1978 - Having a hankering for the Cocos (Keeling) Islands, the Oz Govt made the owners - the Clunies-Ross family - an offer they couldn't refuse; accept the offer of $6,250,000 or get nothing under compulsory acquisition.
They accepted the cheque.

1991 - Reverend Fred Nile attempted to ban Mardi Gras in a notice of motion to the NSW Legislative Council.

1993 - The Governor General, Bill Hayden launched the Australian Centre for Gay and Lesbian Research at University of Sydney.

1993 - War hero and saviour of many soldiers on the Burma-Thailand Railway, Sir Edward 'Weary' Dunlop, died in Melbourne, age 85.

2001 - Finally, proof  that Melbourne is the thinking centre of the universe - or just full of weird notions the rest of the world disproved centuries ago - the wheel was patented.
Now we're just waiting for the Govt to realise transport involves wheels on trains, as well as on cars...

2002 - Australian Federation of AIDS Organisations (AFAO) suggested that drug resistance, an increase in unprotected sex by gay men and a larger than ever viral pool is fuelling a second wave of the AIDS epidemic in Australia.
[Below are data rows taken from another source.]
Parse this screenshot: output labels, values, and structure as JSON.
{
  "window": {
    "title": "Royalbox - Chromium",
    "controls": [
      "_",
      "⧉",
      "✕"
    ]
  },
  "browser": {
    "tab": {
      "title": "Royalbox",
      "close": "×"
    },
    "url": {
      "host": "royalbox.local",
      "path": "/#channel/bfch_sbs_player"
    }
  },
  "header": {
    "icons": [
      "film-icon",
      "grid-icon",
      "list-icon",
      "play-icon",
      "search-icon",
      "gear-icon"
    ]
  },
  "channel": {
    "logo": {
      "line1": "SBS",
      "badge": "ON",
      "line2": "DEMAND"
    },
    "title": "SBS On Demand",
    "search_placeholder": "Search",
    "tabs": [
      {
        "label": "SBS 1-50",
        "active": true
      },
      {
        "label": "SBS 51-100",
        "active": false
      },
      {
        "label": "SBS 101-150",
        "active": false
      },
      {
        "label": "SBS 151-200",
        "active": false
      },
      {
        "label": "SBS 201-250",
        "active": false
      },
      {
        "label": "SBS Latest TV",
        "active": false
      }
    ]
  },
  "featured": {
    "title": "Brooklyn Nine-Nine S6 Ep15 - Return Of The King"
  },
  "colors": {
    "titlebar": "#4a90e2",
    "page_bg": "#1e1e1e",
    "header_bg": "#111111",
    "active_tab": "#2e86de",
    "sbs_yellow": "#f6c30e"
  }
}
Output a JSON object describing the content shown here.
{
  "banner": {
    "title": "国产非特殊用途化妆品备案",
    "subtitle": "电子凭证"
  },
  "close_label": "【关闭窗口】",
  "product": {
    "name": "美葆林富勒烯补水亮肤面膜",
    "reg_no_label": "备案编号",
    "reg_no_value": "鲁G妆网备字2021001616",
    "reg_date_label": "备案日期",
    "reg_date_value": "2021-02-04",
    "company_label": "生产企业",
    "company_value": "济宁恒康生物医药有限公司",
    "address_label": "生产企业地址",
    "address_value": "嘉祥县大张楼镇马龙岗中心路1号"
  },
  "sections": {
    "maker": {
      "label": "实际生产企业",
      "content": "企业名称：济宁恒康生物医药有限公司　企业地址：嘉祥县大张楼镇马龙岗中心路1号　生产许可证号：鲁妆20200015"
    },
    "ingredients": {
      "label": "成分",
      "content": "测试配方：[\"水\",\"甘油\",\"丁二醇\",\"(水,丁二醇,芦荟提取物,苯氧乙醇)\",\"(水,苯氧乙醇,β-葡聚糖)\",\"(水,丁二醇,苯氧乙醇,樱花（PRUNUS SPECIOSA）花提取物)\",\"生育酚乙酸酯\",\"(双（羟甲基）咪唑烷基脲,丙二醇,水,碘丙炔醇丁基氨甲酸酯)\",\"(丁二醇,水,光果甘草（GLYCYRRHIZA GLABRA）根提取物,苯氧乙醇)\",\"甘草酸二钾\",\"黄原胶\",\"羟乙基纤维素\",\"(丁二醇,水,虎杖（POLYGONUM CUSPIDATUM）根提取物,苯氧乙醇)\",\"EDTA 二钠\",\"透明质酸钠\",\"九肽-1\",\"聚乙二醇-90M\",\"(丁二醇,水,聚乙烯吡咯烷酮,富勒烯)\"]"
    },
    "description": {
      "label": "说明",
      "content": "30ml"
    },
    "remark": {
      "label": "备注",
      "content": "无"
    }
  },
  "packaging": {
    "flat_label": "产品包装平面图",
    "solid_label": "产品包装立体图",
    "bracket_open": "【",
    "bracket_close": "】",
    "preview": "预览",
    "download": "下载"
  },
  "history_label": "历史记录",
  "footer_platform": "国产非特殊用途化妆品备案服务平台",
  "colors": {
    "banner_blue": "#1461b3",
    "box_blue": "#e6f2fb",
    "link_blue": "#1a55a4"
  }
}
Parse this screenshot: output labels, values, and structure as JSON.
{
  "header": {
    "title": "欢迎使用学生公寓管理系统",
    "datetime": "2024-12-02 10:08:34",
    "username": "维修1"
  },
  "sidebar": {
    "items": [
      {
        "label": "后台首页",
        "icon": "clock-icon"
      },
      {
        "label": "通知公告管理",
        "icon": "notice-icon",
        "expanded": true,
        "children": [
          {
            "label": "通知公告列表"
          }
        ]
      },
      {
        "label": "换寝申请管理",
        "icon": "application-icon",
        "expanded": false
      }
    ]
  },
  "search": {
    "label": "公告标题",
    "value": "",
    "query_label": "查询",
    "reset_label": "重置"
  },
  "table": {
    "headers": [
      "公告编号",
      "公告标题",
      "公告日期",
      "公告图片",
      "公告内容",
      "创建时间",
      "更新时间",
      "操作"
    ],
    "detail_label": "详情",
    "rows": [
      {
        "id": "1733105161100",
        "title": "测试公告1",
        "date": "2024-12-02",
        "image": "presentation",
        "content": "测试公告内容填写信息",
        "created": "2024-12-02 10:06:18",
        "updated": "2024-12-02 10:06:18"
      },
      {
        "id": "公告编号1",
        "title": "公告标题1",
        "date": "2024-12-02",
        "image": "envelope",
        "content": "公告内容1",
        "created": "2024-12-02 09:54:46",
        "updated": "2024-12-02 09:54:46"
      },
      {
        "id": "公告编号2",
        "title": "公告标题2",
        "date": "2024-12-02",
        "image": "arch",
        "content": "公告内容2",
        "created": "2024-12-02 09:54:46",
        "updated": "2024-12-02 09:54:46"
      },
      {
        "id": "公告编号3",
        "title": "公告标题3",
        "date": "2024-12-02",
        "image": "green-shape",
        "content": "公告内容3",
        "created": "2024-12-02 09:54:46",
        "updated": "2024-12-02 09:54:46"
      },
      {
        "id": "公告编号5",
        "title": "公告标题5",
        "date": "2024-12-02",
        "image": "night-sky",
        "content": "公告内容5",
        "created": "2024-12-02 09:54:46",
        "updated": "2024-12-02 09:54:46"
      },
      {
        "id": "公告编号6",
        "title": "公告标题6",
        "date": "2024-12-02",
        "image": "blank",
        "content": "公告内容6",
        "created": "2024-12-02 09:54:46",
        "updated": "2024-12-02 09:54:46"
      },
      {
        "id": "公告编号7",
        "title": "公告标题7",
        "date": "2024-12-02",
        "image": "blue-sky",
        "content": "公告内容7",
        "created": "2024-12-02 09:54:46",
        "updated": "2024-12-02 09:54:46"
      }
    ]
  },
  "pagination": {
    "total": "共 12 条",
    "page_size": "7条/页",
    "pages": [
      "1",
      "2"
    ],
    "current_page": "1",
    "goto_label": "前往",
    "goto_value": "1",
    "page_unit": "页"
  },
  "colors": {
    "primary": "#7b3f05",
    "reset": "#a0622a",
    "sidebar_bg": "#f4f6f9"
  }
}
AFAO was so concerned about what it described as Australia’s “faltering response” to the epidemic that it called for the urgent fast tracking of a new HIV/AIDS strategy.

2005 - Australia and New Zealand agreed on tough new measures to pressure Zimbabwe's President Robert Mugabe to respect human rights, including a sports ban and action against him in the International Criminal Court.

2007 - And we all sang "...she's leavin', she's leavin'..." as the Pasha Bulker was once more afloat and ready to scurry away from Nobby's Beach where she'd been stranded for 25 days.

2012 - Indonesian President Susilo Bambang Yudhoyono arrived in Australia as a political storm over people-smuggling raged.

2016 - A record number of 13 Aboriginal candidates ran for the federal election: Linda Burney (electorate: Barton, NSW), Ken Canning (Sydney, NSW), Pat Dodson, Jacqui Lambie (TAS), Sharlene Leroy-Dyer (Senate, NSW), Kerryanne Liddle (Senate, SA), Joanna Lindgren, Carol Martin, Malarndirri McCarthy (NT), Kado Muir, Tammy Solonec (Swan, WA), Shea Taylor (Senate, QLD), Ken Wyatt (Hasluck, WA).